Union Station is the nearest public parking garage. There is generally a wait list for obtaining a parking space. Click here to visit their website to obtain up-to-date information.

Temporary Parking Permits: DC offers Reciprocity Parking Permits in special situations. Click here to see if you qualify. If you meet the requirements, you can obtain a Proof of Residency form from the front office.

Registering Your Vehicle in DC: If you do not meet the requirements for a temporary parking permit, you may choose to register your vehicle in DC. Click here for specific instructions.

Other Transportation Information:

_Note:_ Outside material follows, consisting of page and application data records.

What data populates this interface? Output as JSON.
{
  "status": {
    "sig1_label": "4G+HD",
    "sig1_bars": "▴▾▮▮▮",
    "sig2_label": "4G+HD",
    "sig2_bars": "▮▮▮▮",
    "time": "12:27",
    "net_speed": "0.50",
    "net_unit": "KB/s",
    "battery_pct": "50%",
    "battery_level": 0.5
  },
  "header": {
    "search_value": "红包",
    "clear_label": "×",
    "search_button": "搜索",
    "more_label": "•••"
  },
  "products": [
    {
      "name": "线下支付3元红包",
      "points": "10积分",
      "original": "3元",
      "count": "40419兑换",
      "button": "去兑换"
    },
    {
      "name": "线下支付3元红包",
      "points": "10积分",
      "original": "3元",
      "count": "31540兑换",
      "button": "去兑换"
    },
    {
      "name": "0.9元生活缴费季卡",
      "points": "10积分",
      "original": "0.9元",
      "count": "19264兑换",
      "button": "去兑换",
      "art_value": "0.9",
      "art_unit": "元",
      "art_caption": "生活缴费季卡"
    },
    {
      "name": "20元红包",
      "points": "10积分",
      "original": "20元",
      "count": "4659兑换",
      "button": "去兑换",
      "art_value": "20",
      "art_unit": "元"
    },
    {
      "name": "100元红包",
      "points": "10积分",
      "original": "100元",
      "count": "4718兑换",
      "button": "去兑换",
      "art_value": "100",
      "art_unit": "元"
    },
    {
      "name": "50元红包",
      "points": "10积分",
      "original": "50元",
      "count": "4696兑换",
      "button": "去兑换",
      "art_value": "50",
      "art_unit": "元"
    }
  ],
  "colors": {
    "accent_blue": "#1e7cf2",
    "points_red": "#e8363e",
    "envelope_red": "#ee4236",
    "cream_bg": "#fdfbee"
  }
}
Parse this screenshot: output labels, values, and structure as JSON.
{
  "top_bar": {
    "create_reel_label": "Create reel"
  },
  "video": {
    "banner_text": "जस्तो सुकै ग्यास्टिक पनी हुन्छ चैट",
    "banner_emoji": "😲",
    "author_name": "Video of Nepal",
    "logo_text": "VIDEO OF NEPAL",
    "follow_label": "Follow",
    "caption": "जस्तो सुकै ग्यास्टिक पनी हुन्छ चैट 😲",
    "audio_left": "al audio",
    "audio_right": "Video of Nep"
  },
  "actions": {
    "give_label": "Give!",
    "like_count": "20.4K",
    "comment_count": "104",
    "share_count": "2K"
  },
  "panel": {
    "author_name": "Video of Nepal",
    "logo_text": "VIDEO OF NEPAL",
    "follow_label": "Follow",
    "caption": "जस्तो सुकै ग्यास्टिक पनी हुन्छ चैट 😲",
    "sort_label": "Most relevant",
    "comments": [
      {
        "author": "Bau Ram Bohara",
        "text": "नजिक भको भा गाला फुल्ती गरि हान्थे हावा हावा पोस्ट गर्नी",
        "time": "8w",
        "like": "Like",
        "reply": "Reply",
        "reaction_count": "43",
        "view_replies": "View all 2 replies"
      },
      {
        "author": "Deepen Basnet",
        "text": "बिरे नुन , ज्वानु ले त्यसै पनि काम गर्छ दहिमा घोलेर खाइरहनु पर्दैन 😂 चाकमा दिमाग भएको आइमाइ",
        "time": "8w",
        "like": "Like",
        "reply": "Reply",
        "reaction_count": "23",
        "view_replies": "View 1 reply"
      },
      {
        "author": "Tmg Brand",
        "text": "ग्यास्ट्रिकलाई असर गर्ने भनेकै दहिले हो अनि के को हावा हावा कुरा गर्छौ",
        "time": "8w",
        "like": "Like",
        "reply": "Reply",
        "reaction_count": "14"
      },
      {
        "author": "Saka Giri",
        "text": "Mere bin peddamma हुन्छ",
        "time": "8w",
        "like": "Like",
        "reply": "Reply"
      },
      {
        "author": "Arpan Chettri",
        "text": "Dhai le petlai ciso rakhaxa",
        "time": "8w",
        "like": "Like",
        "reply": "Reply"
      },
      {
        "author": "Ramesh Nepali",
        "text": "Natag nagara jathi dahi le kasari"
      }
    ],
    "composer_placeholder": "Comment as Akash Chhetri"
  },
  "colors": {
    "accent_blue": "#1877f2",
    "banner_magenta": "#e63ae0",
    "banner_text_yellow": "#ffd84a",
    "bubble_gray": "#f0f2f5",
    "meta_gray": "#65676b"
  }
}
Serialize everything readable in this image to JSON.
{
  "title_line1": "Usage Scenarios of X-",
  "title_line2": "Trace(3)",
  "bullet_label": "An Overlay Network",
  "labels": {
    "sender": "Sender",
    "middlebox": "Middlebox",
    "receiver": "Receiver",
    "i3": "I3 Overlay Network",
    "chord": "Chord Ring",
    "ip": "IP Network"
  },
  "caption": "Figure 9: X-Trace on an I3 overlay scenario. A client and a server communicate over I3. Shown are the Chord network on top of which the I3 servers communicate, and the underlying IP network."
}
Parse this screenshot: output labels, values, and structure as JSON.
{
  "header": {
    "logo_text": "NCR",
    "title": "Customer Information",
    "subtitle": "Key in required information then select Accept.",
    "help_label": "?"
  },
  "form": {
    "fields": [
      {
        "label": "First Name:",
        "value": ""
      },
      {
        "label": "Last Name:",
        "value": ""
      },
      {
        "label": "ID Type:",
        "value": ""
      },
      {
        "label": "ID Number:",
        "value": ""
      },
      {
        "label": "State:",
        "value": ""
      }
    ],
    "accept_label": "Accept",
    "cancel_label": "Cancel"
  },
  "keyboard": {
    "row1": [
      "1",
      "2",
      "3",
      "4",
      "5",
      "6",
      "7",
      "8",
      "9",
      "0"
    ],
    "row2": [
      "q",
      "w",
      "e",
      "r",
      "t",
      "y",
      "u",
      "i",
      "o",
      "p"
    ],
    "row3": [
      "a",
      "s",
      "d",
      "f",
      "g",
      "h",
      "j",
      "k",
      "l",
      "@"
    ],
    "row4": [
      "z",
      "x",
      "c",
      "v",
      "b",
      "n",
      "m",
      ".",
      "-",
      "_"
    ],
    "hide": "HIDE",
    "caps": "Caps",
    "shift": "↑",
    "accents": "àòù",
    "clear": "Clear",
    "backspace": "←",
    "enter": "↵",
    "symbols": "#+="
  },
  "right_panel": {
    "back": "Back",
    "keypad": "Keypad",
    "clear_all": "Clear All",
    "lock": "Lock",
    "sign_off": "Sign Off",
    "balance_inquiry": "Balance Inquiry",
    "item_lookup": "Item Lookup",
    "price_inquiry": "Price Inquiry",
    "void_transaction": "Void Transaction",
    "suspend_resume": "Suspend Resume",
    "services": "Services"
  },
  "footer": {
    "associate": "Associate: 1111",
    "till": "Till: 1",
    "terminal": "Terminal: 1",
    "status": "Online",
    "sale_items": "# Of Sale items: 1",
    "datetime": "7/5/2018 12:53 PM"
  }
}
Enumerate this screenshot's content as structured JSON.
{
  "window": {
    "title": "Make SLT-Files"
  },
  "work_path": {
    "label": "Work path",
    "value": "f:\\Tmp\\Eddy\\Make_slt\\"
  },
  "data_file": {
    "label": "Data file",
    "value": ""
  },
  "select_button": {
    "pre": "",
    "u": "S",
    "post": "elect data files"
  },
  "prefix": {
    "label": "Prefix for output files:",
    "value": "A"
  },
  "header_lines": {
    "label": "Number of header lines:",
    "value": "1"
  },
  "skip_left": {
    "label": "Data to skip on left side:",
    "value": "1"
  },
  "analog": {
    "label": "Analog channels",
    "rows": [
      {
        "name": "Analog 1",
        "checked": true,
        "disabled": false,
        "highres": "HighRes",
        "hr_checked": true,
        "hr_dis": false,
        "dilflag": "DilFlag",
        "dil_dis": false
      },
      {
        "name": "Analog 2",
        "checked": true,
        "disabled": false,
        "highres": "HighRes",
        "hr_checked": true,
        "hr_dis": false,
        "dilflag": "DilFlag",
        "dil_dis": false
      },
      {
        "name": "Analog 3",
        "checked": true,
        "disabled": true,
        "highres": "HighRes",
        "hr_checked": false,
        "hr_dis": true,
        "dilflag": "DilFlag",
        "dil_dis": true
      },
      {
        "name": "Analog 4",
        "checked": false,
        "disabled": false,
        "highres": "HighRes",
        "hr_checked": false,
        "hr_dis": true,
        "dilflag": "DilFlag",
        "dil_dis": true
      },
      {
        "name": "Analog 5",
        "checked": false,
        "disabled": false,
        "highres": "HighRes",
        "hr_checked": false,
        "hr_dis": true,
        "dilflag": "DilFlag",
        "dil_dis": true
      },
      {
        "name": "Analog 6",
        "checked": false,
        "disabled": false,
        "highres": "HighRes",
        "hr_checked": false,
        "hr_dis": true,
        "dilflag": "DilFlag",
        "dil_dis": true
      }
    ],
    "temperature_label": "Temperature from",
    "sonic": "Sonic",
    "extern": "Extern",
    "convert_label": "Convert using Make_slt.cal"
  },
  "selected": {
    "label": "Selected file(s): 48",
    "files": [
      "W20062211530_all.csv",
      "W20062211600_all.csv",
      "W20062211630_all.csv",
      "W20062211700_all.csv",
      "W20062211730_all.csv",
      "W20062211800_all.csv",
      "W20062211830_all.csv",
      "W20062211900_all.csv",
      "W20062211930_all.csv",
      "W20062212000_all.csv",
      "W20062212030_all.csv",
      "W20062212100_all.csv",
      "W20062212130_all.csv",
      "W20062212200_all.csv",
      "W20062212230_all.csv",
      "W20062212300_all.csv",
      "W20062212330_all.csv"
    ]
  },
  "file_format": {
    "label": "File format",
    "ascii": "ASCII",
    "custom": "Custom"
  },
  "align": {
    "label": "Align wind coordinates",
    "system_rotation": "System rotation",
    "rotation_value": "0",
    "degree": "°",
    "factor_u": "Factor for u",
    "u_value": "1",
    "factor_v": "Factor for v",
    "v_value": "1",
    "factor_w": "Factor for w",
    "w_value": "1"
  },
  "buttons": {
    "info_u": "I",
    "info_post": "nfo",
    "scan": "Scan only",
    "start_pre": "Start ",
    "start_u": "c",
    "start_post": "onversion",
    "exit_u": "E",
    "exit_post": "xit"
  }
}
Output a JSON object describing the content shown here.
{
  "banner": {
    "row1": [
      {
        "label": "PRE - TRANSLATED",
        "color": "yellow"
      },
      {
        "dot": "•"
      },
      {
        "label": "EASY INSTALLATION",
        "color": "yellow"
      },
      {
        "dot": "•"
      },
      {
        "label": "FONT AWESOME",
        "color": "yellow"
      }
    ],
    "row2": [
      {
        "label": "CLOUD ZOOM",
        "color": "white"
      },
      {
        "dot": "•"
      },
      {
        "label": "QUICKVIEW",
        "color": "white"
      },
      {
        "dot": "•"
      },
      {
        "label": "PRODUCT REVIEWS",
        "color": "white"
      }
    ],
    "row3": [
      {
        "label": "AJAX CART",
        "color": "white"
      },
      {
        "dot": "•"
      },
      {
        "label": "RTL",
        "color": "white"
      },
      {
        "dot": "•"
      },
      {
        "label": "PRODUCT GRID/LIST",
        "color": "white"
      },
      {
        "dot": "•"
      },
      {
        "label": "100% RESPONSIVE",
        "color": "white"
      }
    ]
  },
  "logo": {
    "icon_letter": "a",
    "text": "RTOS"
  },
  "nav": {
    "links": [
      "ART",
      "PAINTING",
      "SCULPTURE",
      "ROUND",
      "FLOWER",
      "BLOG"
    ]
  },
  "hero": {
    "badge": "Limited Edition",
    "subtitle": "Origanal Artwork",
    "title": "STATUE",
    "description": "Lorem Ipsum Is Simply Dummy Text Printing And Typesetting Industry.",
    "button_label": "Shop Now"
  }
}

  • Voting: To become a registered voter in the DC area, visit the Board of Elections & Ethics. Please note that you must unregister from your current voting state in order to register as a voter in DC.
  • DC One Card: DC has a new initiative to incorporate multiple cards into one all-inclusive card. The DCOne Card is a library card, Metro card, and can grant access to Public Parks programs. Click here to register or get more information.
  • DC Plastic Bag Policy: Washington DC’s Skip the Bag, Save the River Initiative requires a $0.05 fee per bag from businesses selling food and alcohol. Be sure to take reusable bags with you to the grocery store to avoid the fee.
  • DC Emergency Alerts: The DC Department of Homeland Security and Emergency Response has an alert system to notify residents of severe weather, police activity, road closures, and school and government closings. Notifications can be received via email or text message and can be specified to neighborhoods or work areas. For text alerts sign up here.
  • DC Metropolitan Police Resources: DC Metro PD offers several resources as well as an anonymous tip line for security concerns. You can find the tip line number as well as other important emergency phone numbers here.